§ Records provided
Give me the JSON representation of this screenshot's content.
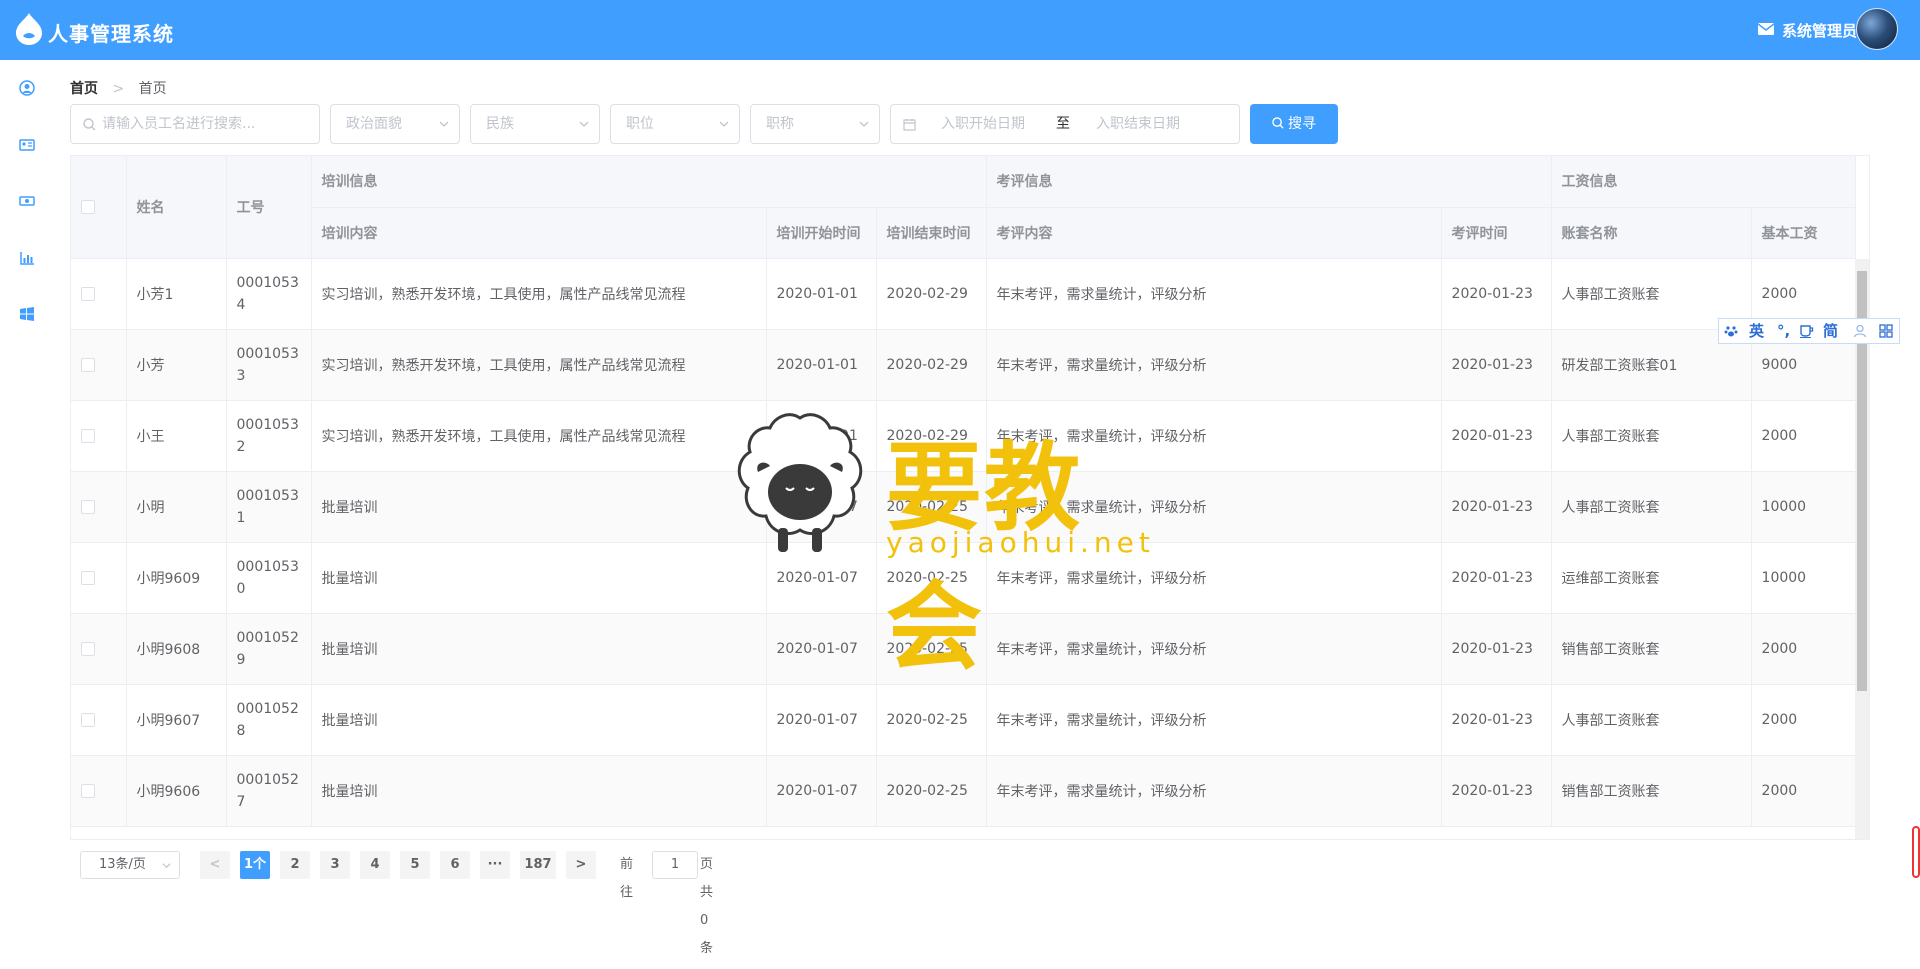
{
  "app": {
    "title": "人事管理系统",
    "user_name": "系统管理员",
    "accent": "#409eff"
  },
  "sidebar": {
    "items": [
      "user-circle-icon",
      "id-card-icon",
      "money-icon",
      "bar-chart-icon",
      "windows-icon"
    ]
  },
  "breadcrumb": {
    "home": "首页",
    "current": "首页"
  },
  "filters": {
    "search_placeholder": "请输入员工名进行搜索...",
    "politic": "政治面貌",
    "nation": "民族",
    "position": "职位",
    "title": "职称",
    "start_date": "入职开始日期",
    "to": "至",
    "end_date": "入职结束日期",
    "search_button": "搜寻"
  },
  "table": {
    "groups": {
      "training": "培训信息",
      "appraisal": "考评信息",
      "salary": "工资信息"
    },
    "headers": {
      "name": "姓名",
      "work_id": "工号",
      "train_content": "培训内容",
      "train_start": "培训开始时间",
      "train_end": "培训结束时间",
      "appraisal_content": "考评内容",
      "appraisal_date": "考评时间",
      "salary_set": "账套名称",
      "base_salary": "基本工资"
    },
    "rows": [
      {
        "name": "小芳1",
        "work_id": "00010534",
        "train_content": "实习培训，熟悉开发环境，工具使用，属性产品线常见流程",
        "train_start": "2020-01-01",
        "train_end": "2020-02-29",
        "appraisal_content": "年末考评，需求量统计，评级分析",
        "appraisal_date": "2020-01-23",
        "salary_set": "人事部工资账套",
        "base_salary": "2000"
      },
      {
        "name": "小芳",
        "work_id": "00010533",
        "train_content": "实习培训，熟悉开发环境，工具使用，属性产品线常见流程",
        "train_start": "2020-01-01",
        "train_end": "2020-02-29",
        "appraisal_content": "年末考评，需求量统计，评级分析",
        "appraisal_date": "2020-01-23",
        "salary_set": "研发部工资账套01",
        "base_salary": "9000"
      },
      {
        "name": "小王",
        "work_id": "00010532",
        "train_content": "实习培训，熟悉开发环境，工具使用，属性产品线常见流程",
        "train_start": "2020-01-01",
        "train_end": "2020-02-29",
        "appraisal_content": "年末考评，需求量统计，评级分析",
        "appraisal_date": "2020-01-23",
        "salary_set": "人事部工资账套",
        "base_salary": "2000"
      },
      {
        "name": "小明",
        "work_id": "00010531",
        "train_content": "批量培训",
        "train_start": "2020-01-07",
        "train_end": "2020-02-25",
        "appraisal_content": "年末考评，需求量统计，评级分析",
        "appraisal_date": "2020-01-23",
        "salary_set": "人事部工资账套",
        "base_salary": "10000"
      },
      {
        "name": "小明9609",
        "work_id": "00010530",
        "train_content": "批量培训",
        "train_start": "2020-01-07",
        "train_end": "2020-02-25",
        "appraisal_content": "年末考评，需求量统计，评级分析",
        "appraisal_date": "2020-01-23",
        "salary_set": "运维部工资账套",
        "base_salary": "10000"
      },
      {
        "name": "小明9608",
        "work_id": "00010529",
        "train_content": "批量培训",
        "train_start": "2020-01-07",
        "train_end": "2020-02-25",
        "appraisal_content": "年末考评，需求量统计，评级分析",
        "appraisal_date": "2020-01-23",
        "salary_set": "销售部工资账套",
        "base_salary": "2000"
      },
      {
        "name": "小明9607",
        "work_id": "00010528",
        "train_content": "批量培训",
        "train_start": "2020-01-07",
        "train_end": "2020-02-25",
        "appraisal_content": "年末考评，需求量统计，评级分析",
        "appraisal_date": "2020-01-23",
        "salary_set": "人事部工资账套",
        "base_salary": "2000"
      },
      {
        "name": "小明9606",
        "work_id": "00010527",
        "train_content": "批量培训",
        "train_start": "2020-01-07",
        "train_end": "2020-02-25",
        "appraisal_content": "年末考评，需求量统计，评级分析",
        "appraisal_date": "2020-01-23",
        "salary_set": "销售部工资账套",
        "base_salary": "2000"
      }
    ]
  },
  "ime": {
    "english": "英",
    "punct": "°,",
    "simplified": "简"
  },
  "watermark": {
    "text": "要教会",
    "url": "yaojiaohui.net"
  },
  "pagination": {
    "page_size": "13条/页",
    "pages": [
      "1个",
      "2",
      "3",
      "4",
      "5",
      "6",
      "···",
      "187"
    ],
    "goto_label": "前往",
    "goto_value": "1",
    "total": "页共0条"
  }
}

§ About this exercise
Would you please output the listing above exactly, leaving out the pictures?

§ Your solution
Give me the JSON representation of this screenshot's content.
{
  "app": {
    "title": "人事管理系统",
    "user_name": "系统管理员",
    "accent": "#409eff"
  },
  "sidebar": {
    "items": [
      "user-circle-icon",
      "id-card-icon",
      "money-icon",
      "bar-chart-icon",
      "windows-icon"
    ]
  },
  "breadcrumb": {
    "home": "首页",
    "current": "首页"
  },
  "filters": {
    "search_placeholder": "请输入员工名进行搜索...",
    "politic": "政治面貌",
    "nation": "民族",
    "position": "职位",
    "title": "职称",
    "start_date": "入职开始日期",
    "to": "至",
    "end_date": "入职结束日期",
    "search_button": "搜寻"
  },
  "table": {
    "groups": {
      "training": "培训信息",
      "appraisal": "考评信息",
      "salary": "工资信息"
    },
    "headers": {
      "name": "姓名",
      "work_id": "工号",
      "train_content": "培训内容",
      "train_start": "培训开始时间",
      "train_end": "培训结束时间",
      "appraisal_content": "考评内容",
      "appraisal_date": "考评时间",
      "salary_set": "账套名称",
      "base_salary": "基本工资"
    },
    "rows": [
      {
        "name": "小芳1",
        "work_id": "00010534",
        "train_content": "实习培训，熟悉开发环境，工具使用，属性产品线常见流程",
        "train_start": "2020-01-01",
        "train_end": "2020-02-29",
        "appraisal_content": "年末考评，需求量统计，评级分析",
        "appraisal_date": "2020-01-23",
        "salary_set": "人事部工资账套",
        "base_salary": "2000"
      },
      {
        "name": "小芳",
        "work_id": "00010533",
        "train_content": "实习培训，熟悉开发环境，工具使用，属性产品线常见流程",
        "train_start": "2020-01-01",
        "train_end": "2020-02-29",
        "appraisal_content": "年末考评，需求量统计，评级分析",
        "appraisal_date": "2020-01-23",
        "salary_set": "研发部工资账套01",
        "base_salary": "9000"
      },
      {
        "name": "小王",
        "work_id": "00010532",
        "train_content": "实习培训，熟悉开发环境，工具使用，属性产品线常见流程",
        "train_start": "2020-01-01",
        "train_end": "2020-02-29",
        "appraisal_content": "年末考评，需求量统计，评级分析",
        "appraisal_date": "2020-01-23",
        "salary_set": "人事部工资账套",
        "base_salary": "2000"
      },
      {
        "name": "小明",
        "work_id": "00010531",
        "train_content": "批量培训",
        "train_start": "2020-01-07",
        "train_end": "2020-02-25",
        "appraisal_content": "年末考评，需求量统计，评级分析",
        "appraisal_date": "2020-01-23",
        "salary_set": "人事部工资账套",
        "base_salary": "10000"
      },
      {
        "name": "小明9609",
        "work_id": "00010530",
        "train_content": "批量培训",
        "train_start": "2020-01-07",
        "train_end": "2020-02-25",
        "appraisal_content": "年末考评，需求量统计，评级分析",
        "appraisal_date": "2020-01-23",
        "salary_set": "运维部工资账套",
        "base_salary": "10000"
      },
      {
        "name": "小明9608",
        "work_id": "00010529",
        "train_content": "批量培训",
        "train_start": "2020-01-07",
        "train_end": "2020-02-25",
        "appraisal_content": "年末考评，需求量统计，评级分析",
        "appraisal_date": "2020-01-23",
        "salary_set": "销售部工资账套",
        "base_salary": "2000"
      },
      {
        "name": "小明9607",
        "work_id": "00010528",
        "train_content": "批量培训",
        "train_start": "2020-01-07",
        "train_end": "2020-02-25",
        "appraisal_content": "年末考评，需求量统计，评级分析",
        "appraisal_date": "2020-01-23",
        "salary_set": "人事部工资账套",
        "base_salary": "2000"
      },
      {
        "name": "小明9606",
        "work_id": "00010527",
        "train_content": "批量培训",
        "train_start": "2020-01-07",
        "train_end": "2020-02-25",
        "appraisal_content": "年末考评，需求量统计，评级分析",
        "appraisal_date": "2020-01-23",
        "salary_set": "销售部工资账套",
        "base_salary": "2000"
      }
    ]
  },
  "ime": {
    "english": "英",
    "punct": "°,",
    "simplified": "简"
  },
  "watermark": {
    "text": "要教会",
    "url": "yaojiaohui.net"
  },
  "pagination": {
    "page_size": "13条/页",
    "pages": [
      "1个",
      "2",
      "3",
      "4",
      "5",
      "6",
      "···",
      "187"
    ],
    "goto_label": "前往",
    "goto_value": "1",
    "total": "页共0条"
  }
}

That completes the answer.